Canon’s range of G series compacts are good options for those who want something high-quality but want it to fit neatly into their pockets and their lives.
While not having quite as large a sensor as its brother, the G1X Mark III, the G5X Mark II probably represents the best compromise between size, lens, electronic viewfinder and handling.
Although not perfect by any stretch, the camera produces high-quality images and can shoot 4K uncropped. There’s no microphone input, so it’s more for casual videoshooters than dedicated movie-makers (see next recommendation), though.
Considering the body of the G5X Mark II is so small, it handles remarkably well. There’s a good range of dials and buttons, while the tilting screen can be pushed to face forward for easy selfie-framing. The pop-up electronic viewfinder is on the small side, but still very usable for those who like to compose in this manner.
If you’re after a Canon compact with a very long zoom, also take a look at the Canon PowerShot SX740. It has a much smaller sensor than those in the G range, but packs an impressive 40x optical zoom - the longest on the market.

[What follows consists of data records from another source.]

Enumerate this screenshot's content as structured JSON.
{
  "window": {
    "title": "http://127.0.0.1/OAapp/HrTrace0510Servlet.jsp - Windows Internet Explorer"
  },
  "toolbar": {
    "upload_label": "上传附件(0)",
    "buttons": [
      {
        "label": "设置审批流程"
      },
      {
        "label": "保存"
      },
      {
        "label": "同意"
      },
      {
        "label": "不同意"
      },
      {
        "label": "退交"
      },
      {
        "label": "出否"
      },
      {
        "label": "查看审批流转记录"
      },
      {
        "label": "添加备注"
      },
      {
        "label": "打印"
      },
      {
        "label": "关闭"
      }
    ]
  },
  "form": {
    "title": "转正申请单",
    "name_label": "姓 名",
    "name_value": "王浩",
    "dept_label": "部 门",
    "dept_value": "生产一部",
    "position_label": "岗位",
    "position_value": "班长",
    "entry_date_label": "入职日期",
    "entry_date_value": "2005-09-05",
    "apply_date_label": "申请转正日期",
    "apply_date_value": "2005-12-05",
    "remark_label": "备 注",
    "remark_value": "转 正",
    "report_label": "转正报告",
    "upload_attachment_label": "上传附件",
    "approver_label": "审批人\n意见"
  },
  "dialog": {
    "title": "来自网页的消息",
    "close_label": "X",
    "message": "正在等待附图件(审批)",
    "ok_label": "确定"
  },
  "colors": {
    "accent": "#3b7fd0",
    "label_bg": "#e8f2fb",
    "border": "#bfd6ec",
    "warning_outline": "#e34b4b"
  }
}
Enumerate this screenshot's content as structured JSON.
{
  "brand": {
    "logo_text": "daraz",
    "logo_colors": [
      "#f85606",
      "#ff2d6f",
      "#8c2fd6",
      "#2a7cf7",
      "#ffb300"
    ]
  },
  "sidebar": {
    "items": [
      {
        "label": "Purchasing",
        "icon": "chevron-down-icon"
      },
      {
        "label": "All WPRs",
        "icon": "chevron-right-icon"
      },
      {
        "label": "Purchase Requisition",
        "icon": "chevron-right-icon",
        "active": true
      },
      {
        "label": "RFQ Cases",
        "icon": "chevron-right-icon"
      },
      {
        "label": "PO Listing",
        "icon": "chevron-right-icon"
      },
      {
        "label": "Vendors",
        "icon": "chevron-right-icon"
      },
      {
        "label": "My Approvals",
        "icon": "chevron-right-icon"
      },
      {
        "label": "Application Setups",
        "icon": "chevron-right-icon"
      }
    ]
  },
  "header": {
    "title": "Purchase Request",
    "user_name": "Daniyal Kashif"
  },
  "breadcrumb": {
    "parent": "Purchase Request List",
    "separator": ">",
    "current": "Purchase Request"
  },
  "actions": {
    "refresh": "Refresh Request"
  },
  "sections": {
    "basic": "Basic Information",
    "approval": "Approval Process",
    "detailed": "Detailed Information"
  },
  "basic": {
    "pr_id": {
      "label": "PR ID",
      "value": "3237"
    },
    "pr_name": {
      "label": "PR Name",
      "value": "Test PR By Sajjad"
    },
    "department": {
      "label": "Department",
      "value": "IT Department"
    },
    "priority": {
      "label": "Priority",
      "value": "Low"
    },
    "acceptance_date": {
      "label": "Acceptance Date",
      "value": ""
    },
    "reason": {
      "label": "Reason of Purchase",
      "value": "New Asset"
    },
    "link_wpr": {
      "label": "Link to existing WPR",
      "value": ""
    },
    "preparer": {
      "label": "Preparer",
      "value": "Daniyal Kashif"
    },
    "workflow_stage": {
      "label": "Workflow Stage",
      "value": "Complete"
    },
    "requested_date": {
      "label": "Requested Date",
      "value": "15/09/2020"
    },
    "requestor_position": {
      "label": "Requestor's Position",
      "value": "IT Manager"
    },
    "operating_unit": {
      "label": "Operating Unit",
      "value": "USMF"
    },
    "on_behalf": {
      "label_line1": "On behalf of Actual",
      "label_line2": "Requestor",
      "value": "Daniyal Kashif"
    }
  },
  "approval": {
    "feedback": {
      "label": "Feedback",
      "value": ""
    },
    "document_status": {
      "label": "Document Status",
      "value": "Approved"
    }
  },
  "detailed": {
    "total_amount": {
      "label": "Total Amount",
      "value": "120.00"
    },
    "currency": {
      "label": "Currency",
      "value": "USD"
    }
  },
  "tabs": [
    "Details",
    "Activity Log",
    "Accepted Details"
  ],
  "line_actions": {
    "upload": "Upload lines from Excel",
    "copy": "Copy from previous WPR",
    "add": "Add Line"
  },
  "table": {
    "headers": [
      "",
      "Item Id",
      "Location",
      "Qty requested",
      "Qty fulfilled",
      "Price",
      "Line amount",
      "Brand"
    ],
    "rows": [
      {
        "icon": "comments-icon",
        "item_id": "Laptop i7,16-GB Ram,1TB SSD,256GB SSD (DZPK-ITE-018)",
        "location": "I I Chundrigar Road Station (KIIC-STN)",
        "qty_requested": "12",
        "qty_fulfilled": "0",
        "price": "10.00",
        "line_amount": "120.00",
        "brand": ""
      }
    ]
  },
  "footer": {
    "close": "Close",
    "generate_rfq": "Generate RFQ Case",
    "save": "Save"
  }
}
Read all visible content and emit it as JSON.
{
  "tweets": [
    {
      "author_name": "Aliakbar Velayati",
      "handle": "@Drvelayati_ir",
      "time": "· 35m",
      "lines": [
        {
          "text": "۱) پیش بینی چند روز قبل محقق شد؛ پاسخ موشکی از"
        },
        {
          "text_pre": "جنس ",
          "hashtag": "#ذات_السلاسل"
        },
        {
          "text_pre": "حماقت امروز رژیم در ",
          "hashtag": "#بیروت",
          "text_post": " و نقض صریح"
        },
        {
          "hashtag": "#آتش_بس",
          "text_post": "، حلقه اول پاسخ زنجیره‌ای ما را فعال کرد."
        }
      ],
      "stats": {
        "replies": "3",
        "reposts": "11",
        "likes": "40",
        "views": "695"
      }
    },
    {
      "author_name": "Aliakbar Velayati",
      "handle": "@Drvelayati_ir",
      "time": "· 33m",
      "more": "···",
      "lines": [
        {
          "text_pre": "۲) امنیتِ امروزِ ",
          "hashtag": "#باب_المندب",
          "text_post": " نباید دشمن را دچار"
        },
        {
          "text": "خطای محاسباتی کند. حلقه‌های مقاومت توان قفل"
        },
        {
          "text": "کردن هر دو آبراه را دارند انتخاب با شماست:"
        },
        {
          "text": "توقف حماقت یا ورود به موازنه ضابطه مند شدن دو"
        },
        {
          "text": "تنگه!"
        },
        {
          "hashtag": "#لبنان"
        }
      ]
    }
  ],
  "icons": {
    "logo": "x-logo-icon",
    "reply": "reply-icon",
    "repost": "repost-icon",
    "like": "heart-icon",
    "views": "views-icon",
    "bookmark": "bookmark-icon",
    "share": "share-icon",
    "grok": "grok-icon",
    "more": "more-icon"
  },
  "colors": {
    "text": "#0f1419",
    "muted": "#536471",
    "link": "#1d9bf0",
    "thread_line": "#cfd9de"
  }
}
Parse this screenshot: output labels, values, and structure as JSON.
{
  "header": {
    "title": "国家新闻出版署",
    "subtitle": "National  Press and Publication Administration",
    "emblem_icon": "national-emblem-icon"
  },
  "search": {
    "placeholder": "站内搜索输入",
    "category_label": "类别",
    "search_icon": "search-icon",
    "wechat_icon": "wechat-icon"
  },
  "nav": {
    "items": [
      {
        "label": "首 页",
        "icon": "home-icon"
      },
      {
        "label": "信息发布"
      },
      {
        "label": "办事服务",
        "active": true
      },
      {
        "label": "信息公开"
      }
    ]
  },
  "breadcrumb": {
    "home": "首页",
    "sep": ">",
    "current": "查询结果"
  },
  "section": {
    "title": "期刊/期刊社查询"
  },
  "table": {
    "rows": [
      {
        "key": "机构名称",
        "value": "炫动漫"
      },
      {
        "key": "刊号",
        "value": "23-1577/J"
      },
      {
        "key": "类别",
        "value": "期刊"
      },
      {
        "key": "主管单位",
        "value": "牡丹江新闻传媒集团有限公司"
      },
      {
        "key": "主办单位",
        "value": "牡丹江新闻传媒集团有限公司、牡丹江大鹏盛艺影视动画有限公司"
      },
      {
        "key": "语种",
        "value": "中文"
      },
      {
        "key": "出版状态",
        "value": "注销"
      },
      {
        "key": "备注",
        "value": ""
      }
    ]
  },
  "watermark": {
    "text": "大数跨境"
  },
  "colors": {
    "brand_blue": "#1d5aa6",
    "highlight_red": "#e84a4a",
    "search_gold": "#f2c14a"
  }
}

If vlogging is your thing, then the G7X Mark III has been designed specifically with you in mind.
Sharing the same great sensor as the G5X Mark II, the G7X Mark III brings the benefits of uncropped 4K video recording, a microphone input (finally) and even the option to livestream directly to YouTube. You can also shoot vertical video for updating sites such as Instagram and Snapchat, too.
Otherwise, it’s also a very good option for a pocket camera, with a flexible range of shooting options, a decent focal length lens and a flipping screen which helps you to frame up all your selfies. It’s missing a viewfinder, but if you’re a smartphone user, you might not even care.
If you find yourself straddling the market between beginner and expert, you might be classed as an “enthusiast”. If so, there stands a good chance you might be considering upgrading to full-frame.
The 6D Mark II gives you the opportunity to do that, without breaking the bank (too much). With a sturdy body that offers a weatherproof construction, plus a fully articulating touch-screen, the 6D Mark II handles very nicely while also producing very good images.
There are some caveats to consider - if you’re into shooting sports or action, it’s a little limited with its 4.5fps frame rate, but otherwise it’s a great option for enthusiast photographers. Video-makers might be put off by the lack of 4K, too.
If you’re keen to go full-frame but are drawn more towards mirrorless options, also consider the Canon EOS R, which features a host of enthusiast-friendly options and also offers a full-frame sensor.